Eagle-eyed investors will note that these high growth stocks come with an equally high price tag, which is not unusual when dealing with high-risk, high-reward opportunities like these. None of these stocks is cheap -- in fact, quite the opposite. Okta, DocuSign, and Twilio currently trade for 40, 37, and 28 times sales, respectively, when a reasonable price-to-sales ratio is generally considered to be between 1 and 2.

That said, the old adage, "You get what you pay for" comes to mind. Each of these stocks has positively crushed the overall gains of broader market so far this year -- and they show no signs of slowing.

This article represents the opinion of the writer, who may disagree with the “official” recommendation position of a Motley Fool premium advisory service. We’re motley!

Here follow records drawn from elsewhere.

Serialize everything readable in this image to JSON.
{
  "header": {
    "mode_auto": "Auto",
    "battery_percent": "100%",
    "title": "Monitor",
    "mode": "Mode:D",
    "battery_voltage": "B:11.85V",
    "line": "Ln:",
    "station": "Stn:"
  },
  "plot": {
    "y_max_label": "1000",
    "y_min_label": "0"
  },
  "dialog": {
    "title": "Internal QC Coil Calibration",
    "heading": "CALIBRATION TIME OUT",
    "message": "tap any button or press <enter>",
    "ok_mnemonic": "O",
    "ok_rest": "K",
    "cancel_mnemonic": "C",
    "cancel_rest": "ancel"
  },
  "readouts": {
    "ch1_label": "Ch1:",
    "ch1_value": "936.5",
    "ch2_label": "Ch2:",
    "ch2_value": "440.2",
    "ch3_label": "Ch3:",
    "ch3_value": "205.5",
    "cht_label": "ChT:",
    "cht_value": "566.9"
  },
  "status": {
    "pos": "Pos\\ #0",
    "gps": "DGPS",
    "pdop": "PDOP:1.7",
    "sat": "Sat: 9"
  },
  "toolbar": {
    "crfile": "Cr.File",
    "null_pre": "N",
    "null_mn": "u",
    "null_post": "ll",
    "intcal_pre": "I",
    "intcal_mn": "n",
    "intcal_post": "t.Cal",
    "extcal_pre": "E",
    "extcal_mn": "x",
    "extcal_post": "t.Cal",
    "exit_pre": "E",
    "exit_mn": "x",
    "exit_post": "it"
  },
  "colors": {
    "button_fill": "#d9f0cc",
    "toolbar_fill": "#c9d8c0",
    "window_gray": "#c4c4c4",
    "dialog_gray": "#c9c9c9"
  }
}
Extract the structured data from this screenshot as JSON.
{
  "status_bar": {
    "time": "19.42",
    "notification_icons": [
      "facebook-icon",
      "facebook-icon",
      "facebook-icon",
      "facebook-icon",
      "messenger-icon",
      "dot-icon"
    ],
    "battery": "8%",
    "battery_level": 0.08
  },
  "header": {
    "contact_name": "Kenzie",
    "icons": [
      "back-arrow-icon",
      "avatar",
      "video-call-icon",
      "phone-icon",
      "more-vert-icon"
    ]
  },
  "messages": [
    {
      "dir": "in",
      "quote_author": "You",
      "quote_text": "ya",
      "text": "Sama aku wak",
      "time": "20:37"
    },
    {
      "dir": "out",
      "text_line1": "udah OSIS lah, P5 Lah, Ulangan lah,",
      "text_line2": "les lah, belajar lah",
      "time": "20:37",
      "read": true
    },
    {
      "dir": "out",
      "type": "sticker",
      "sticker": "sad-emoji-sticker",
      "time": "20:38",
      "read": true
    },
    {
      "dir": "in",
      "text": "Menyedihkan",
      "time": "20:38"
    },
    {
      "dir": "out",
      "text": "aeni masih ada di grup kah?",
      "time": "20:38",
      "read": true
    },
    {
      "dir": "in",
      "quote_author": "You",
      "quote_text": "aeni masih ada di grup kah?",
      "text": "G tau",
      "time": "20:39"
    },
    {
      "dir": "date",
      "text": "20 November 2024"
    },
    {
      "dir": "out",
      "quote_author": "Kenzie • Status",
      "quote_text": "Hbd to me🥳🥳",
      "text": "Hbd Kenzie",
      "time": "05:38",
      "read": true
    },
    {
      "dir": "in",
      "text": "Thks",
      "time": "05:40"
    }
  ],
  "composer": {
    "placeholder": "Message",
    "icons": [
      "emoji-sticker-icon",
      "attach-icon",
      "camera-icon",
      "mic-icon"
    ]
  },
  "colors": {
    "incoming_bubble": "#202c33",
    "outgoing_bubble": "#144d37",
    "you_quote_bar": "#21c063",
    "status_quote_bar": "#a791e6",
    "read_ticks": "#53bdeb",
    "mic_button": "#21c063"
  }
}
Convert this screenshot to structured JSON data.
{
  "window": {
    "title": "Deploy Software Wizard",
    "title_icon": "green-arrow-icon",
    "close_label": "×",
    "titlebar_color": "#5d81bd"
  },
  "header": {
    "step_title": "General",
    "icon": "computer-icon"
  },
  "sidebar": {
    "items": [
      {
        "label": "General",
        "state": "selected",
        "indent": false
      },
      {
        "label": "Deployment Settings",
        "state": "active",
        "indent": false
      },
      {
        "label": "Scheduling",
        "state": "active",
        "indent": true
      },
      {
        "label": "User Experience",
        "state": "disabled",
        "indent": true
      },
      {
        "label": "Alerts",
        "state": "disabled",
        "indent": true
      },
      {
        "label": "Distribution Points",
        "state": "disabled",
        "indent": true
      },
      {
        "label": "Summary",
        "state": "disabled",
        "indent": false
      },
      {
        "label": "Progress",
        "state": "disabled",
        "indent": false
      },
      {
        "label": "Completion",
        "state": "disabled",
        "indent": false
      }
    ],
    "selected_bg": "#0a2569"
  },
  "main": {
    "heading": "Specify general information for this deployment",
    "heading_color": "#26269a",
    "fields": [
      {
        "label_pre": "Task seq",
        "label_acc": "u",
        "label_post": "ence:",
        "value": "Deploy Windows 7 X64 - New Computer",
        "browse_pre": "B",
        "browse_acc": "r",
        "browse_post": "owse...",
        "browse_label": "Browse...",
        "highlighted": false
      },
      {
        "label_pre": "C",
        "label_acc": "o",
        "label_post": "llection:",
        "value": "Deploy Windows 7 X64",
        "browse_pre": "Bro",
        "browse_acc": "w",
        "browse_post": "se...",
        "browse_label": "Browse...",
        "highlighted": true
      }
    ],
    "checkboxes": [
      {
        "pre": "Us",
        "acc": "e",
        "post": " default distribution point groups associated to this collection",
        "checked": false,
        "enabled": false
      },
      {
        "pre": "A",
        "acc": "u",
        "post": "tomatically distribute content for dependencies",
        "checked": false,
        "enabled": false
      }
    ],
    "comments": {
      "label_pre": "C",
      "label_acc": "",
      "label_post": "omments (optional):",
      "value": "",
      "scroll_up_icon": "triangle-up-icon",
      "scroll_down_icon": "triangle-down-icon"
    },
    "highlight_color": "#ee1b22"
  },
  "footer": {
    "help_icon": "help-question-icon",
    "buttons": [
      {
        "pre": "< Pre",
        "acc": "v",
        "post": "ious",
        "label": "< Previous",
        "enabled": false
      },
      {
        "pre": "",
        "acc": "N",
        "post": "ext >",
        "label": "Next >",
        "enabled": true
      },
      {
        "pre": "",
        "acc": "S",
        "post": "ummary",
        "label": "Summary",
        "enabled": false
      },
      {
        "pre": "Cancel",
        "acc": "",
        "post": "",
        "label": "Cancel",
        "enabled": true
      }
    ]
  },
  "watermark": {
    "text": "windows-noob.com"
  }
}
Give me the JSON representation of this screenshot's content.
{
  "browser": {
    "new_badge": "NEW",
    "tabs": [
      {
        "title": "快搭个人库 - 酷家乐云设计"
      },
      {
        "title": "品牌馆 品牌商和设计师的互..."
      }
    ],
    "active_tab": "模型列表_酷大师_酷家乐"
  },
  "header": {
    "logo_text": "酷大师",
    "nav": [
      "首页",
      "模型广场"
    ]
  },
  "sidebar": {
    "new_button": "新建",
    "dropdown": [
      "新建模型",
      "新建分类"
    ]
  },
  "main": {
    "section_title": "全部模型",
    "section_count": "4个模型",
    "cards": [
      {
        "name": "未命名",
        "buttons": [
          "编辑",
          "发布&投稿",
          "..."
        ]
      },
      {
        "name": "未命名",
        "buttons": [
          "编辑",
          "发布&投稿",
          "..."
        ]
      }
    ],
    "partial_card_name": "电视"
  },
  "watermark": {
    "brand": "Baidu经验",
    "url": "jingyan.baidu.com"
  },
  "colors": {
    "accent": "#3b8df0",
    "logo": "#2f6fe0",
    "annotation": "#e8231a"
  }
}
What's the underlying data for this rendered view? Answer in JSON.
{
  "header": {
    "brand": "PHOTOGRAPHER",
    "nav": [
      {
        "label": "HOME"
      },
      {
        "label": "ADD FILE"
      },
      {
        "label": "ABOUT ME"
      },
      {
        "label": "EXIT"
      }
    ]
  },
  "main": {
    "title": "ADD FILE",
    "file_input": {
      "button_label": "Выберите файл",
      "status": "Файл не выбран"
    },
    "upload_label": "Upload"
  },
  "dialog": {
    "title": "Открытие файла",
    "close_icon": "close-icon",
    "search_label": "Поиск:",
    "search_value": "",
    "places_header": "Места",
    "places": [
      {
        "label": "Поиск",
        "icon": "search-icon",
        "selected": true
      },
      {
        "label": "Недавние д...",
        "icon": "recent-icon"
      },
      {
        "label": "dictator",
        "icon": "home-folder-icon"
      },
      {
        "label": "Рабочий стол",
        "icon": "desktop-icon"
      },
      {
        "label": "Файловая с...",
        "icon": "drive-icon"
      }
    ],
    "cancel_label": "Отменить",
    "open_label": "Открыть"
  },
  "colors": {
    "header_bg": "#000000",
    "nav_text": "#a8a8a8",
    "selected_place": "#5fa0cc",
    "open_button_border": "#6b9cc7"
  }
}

Questioning an investing thesis -- even one of our own -- helps us all think critically about investing and make decisions that help us become smarter, happier, and richer.